INPUT.
****************

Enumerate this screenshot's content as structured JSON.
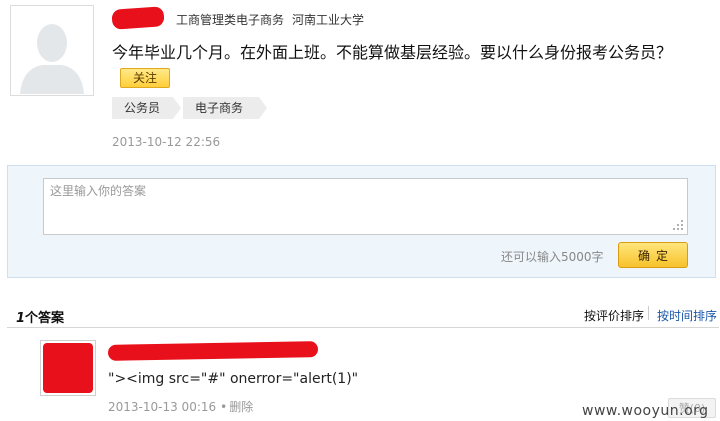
{
  "question": {
    "meta_category": "工商管理类电子商务",
    "meta_school": "河南工业大学",
    "title": "今年毕业几个月。在外面上班。不能算做基层经验。要以什么身份报考公务员？",
    "follow_label": "关注",
    "tags": [
      "公务员",
      "电子商务"
    ],
    "time": "2013-10-12 22:56"
  },
  "answer_box": {
    "placeholder": "这里输入你的答案",
    "remaining_text": "还可以输入5000字",
    "confirm_label": "确定"
  },
  "answers_header": {
    "count_num": "1",
    "count_label": "个答案",
    "sort_by_rating": "按评价排序",
    "sort_by_time": "按时间排序"
  },
  "answers": [
    {
      "text": "\"><img src=\"#\" onerror=\"alert(1)\"",
      "time": "2013-10-13 00:16",
      "delete_label": "删除",
      "like_label": "赞(0)"
    }
  ],
  "watermark": "www.wooyun.org",
  "colors": {
    "redaction": "#e8101a",
    "accent_button": "#f7c22c",
    "link_blue": "#1a57a8",
    "panel_bg": "#eef5fb"
  }
}
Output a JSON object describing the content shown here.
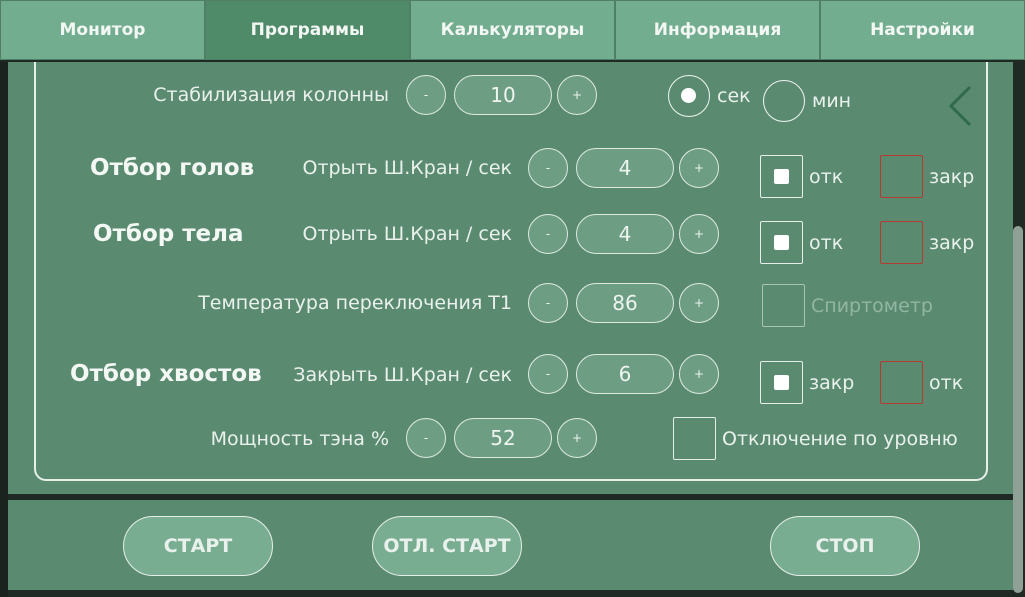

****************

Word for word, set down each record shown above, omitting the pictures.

Enumerate this screenshot's content as structured JSON.
{
  "question": {
    "meta_category": "工商管理类电子商务",
    "meta_school": "河南工业大学",
    "title": "今年毕业几个月。在外面上班。不能算做基层经验。要以什么身份报考公务员？",
    "follow_label": "关注",
    "tags": [
      "公务员",
      "电子商务"
    ],
    "time": "2013-10-12 22:56"
  },
  "answer_box": {
    "placeholder": "这里输入你的答案",
    "remaining_text": "还可以输入5000字",
    "confirm_label": "确定"
  },
  "answers_header": {
    "count_num": "1",
    "count_label": "个答案",
    "sort_by_rating": "按评价排序",
    "sort_by_time": "按时间排序"
  },
  "answers": [
    {
      "text": "\"><img src=\"#\" onerror=\"alert(1)\"",
      "time": "2013-10-13 00:16",
      "delete_label": "删除",
      "like_label": "赞(0)"
    }
  ],
  "watermark": "www.wooyun.org",
  "colors": {
    "redaction": "#e8101a",
    "accent_button": "#f7c22c",
    "link_blue": "#1a57a8",
    "panel_bg": "#eef5fb"
  }
}
Output a JSON object describing the content shown here.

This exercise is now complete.